Minister Coveney explains the significance of this development: "In 2012, Ireland secured the largest quota for boarfish. At over 56,000 tonnes, it represents a 155 per cent increase on last year's quota. When you consider that access to raw material is a challenge the Irish fishing sector faces, this new species represents a real opportunity and a boost to Irish fishermen and processors. BIM have been working to develop this product and following the positive discussions we have had on this mission, we can now look to develop this business and in doing so generate significant increased revenue and employment."

As pioneers of this fishery, largely off the south coast of Ireland, Irish fishermen have partnered with scientists to collect robust biological information that will ensure careful management of this resource into the future.

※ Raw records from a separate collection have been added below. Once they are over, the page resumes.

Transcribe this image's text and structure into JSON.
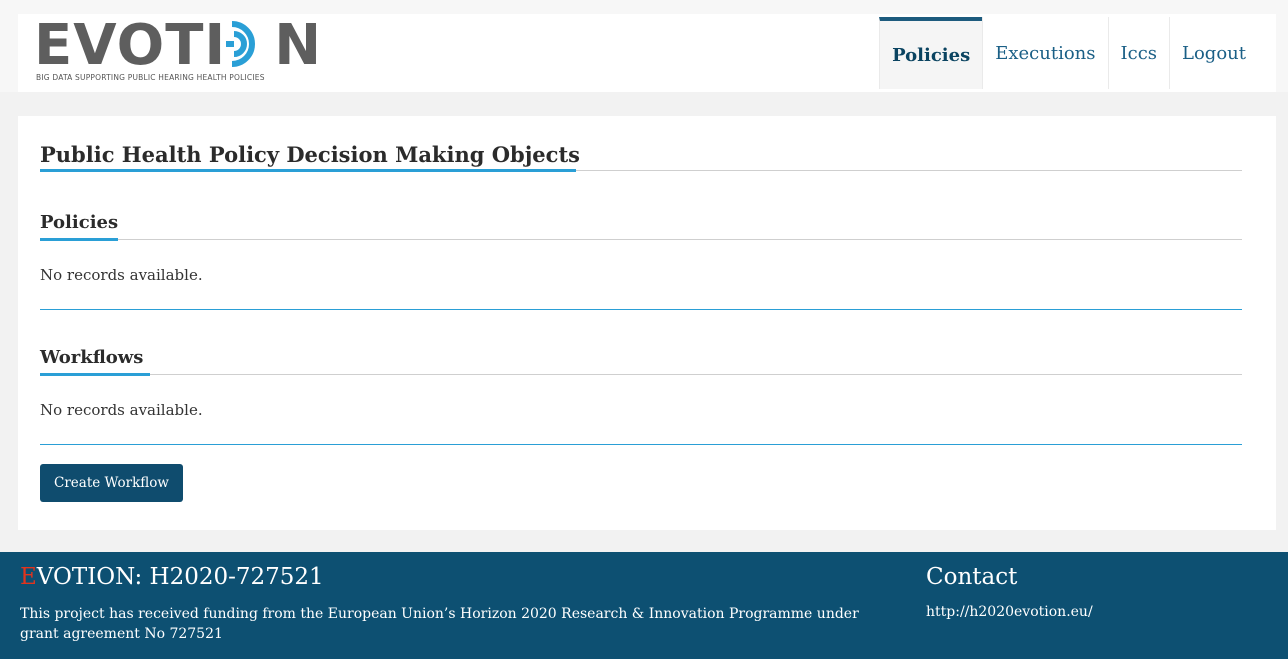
{
  "logo": {
    "wordmark_left": "EVOTI",
    "wordmark_right": "N",
    "tagline": "BIG DATA SUPPORTING PUBLIC HEARING HEALTH POLICIES",
    "icon": "concentric-rings-icon"
  },
  "nav": {
    "items": [
      {
        "label": "Policies",
        "active": true
      },
      {
        "label": "Executions",
        "active": false
      },
      {
        "label": "Iccs",
        "active": false
      },
      {
        "label": "Logout",
        "active": false
      }
    ]
  },
  "main": {
    "page_title": "Public Health Policy Decision Making Objects",
    "sections": [
      {
        "title": "Policies",
        "empty_text": "No records available."
      },
      {
        "title": "Workflows",
        "empty_text": "No records available."
      }
    ],
    "create_button": "Create Workflow"
  },
  "footer": {
    "title_first_letter": "E",
    "title_rest": "VOTION: H2020-727521",
    "funding_text": "This project has received funding from the European Union’s Horizon 2020 Research & Innovation Programme under grant agreement No 727521",
    "contact_title": "Contact",
    "contact_link": "http://h2020evotion.eu/"
  },
  "colors": {
    "accent_blue": "#2a9fd6",
    "footer_bg": "#0d5072",
    "button_bg": "#0f4c6e",
    "logo_red": "#e2341d"
  }
}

Minister Coveney explained how the seafood agency is working on developing the boarfish market: "Over the past 18 months, BIM has carried out a variety of new product development trials on this new species and we believe that we can deliver a viable market opportunity to a number of markets including China and Africa. Over 12 tonnes of boarfish are being sent as a commercial trial to a seafood processor in Qingdao. This will give us a good insight from a Chinese perspective into what formats work best, whether its skinless fillets, headed & gutted, surimi type products, or simply whole for the Chinese domestic market."

Accompanying the Minister on the trade mission is Irish seafood processor, Karl McHugh of Atlantic Dawn Ltd welcomed the announcement. "As pelagic processors, we are fully aware of the potential of this resource. The fact that we have the lion's share of this carefully managed resource is a good news story. One just has to look at blue whiting as a case in point. In 2004, virtually no blue whiting was processed onshore. However by the end of this season, over 80,000 tonnes of blue whiting will have been processed by plants in Killybegs. This represents two extra months of employment for many in the local community. If we can "fast-track" boarfish through our learning's on this trade mission, then we should look back in a few years and on this resource in a similar manner".

The Minister thanked BIM and Bord Bia for their work on this significant development for the seafood sector.